People close to me are dreaming big dreams. One friend desires to pursue a deeper relationship with someone he is seeing, but that person is moving away to a promising career. Another is thinking of quitting her successful corporate job to stay at home with her kids, but she isn’t quite sure if God is really directing her. My husband is trying to build a database which will ultimately help provide aid to orphans in an entire country, but few people want to commit to help with a nonprofit, no-end-in-site project. These dreamers want to live wonderful stories. Each of these people have no idea how to get to the beautiful ending.

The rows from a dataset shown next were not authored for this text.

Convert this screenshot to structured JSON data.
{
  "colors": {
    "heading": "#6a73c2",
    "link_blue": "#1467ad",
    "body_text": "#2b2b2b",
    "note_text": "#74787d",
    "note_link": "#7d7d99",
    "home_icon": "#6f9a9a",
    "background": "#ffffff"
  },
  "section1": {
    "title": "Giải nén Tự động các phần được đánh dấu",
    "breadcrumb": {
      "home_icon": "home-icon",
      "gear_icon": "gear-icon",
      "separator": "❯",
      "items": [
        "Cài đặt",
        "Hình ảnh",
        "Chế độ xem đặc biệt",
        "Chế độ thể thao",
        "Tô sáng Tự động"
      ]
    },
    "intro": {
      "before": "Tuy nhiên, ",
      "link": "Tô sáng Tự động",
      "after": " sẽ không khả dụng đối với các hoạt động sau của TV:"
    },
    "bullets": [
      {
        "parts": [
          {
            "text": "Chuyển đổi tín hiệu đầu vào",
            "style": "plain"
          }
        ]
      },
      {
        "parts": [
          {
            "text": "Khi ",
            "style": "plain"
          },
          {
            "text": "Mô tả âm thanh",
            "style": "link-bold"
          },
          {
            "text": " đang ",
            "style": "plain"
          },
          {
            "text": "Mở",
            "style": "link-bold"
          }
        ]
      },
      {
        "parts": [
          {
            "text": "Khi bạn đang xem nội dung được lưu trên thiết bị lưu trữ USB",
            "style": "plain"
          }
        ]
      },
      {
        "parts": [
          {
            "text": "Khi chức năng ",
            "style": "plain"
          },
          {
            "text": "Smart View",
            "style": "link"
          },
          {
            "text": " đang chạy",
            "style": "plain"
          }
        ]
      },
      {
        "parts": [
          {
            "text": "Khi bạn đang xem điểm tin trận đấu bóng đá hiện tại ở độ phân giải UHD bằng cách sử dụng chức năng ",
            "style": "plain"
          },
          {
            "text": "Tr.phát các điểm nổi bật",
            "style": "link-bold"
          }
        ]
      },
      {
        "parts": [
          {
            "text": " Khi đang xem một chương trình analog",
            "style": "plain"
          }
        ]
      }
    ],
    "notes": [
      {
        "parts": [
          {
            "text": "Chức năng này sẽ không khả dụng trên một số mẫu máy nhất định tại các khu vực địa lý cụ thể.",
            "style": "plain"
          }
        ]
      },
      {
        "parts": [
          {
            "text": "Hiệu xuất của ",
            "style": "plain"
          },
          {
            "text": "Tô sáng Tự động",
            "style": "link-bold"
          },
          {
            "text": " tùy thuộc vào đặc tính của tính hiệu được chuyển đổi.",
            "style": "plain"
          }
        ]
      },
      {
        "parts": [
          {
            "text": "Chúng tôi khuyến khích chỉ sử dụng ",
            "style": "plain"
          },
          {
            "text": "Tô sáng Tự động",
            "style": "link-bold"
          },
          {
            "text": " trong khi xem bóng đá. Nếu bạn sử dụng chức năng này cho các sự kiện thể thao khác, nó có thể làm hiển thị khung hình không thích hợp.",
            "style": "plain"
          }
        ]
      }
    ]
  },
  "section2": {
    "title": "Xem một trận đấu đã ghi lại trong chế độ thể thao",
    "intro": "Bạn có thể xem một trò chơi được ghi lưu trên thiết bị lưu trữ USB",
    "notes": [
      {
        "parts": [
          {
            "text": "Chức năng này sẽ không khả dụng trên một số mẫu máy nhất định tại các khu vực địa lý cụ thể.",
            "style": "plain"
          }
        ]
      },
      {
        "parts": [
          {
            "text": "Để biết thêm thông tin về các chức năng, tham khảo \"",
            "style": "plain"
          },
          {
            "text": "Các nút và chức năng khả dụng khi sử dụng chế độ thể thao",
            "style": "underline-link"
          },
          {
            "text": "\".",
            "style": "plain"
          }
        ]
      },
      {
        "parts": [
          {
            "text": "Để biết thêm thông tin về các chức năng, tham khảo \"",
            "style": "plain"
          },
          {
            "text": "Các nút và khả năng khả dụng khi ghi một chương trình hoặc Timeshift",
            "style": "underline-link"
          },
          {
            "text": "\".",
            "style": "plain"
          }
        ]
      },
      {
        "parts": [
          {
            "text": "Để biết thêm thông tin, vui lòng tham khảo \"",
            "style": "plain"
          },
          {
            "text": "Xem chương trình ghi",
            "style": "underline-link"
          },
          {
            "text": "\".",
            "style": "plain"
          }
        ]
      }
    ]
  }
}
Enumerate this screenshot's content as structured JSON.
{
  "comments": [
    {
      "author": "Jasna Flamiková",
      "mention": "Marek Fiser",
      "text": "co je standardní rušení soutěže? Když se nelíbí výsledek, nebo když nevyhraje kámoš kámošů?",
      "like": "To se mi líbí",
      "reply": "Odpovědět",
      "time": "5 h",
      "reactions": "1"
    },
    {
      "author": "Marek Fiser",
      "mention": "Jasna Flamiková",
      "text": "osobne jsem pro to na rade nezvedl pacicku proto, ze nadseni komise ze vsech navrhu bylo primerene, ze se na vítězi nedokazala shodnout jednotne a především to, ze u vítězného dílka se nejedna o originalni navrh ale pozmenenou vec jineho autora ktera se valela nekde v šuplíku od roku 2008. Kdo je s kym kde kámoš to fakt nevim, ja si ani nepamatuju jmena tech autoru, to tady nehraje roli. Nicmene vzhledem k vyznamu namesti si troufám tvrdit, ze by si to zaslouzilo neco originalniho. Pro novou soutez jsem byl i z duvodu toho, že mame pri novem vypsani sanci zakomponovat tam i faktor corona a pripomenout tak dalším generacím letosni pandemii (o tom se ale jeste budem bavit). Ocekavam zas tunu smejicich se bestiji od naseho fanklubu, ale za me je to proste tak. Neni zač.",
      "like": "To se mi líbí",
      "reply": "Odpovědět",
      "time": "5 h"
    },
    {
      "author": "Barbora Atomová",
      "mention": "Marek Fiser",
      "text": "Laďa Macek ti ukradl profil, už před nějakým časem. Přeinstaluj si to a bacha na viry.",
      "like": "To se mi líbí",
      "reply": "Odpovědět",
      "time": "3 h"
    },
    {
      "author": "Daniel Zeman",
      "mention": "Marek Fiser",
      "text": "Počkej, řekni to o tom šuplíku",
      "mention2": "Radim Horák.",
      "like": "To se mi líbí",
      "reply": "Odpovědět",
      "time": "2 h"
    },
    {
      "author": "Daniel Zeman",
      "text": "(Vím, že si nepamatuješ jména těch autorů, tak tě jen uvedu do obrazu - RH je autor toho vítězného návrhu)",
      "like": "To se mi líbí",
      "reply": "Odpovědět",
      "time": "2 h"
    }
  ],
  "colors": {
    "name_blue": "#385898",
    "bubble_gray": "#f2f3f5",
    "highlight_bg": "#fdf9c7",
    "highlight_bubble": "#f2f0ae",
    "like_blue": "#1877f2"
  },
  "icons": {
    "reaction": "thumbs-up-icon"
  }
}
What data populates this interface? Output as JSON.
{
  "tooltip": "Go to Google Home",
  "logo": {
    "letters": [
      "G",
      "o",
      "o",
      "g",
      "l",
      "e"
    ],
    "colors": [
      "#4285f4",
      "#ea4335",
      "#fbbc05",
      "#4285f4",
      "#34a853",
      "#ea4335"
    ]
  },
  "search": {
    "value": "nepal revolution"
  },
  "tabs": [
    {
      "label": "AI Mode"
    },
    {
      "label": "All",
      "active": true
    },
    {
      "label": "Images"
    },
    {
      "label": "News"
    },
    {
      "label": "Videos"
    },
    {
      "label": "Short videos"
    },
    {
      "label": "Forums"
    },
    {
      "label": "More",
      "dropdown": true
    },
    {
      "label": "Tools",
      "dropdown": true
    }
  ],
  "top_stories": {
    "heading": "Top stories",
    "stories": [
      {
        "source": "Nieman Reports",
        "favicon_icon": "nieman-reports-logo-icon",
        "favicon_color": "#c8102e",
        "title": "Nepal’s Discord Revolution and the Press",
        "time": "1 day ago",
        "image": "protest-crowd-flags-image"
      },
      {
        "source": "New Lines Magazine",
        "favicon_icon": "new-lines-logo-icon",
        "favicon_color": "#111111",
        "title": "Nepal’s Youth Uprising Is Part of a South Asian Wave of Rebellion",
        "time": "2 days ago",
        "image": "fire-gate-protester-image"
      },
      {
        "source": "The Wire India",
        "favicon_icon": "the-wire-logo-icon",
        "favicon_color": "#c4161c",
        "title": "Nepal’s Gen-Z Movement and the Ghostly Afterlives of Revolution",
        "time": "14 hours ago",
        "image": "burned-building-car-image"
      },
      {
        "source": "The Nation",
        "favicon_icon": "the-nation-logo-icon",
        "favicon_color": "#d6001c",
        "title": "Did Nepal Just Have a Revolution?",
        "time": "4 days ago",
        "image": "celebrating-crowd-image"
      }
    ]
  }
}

I gave my son a book for Christmas one year entitled Big Plans I Say by Bob Shea and Lane Smith. The main character, an imaginative boy stuck in timeout at a school desk schemes of the great things he will do with his mynah bird sidekick. Despite his present status as class delinquent, he declares his dreams: build a city, become president, go to the moon.
The boy repeats his mantra “Big plans I say” with such authority and gusto, we can’t help but root for his big plans to become reality. As readers, we know he can get there because we have hope for him. (Break it down, Whitney: “I believe the children are our future….”)
Wendell Berry (born 1934) speaks to this better than anyone I know in his poem The Real Work.
The Real Work
It may be that when we no longer
know what to do
we have come to our real work,
and that when we no longer know
which way to go
we have come to our real journey.
The mind that is not baffled in not employed.
The impeded stream is the one that sings.
Here are two reasons why being stuck is good :
1. I see the gift of a challenge as I thank God for it. A little self-imposed reverse psychology. I begin to see hope when I see it in a redeemed light. Even if I fail at a task, I am learning for the next try. That is a gift.
2. It propels me downstream. One tiny step each day adds up to one giant leap forward. For example, 10 minutes a day of writing for 365 days is 3,650 minutes or 60 hours of writing. One small move propels me forward and tomorrow I will be more likely to repeat the habit.
When you are stuck, you are shaking hands with the best work you will ever do.
Like the class troublemaker or my friends dreaming big dreams, we are staring at the dammed up river together, wondering if this could be our next victory.
What is your stream and what is impeding it? What is one tiny move you can make today toward your big plan?